Three intertwining voices span the twentieth century to tell the unknown story of the Jews in Ireland. A heartbreaking portrait of what it means to belong, and how storytelling can redeem us all.
At the start of the twentieth century, a young girl and her family emigrate from Lithuania in search of a better life in America, only to land on the Emerald Isle instead. In 1958, a mute Jewish boy locked away in a mental institution outside of Dublin forms an unlikely friendship with a man consumed by the story of the love he lost nearly two decades earlier. And in present-day London, an Irish journalist is forced to confront her conflicting notions of identity and family when her Jewish boyfriend asks her to make a true leap of faith.

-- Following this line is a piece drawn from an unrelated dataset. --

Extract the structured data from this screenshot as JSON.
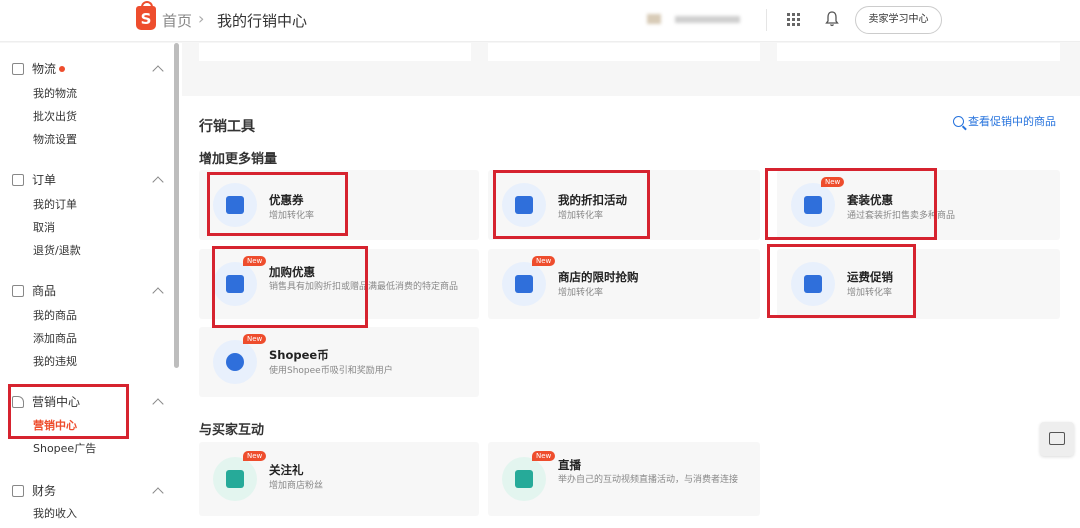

These three arcs, which span generations and intertwine in revelatory ways, come together to tell the haunting story of Ireland’s all-but-forgotten Jewish community.
Ruth Gilligan’s beautiful and heartbreaking Nine Folds Make a Paper Swan explores the question of just how far we will go to understand who we really are, and to feel at home in the world.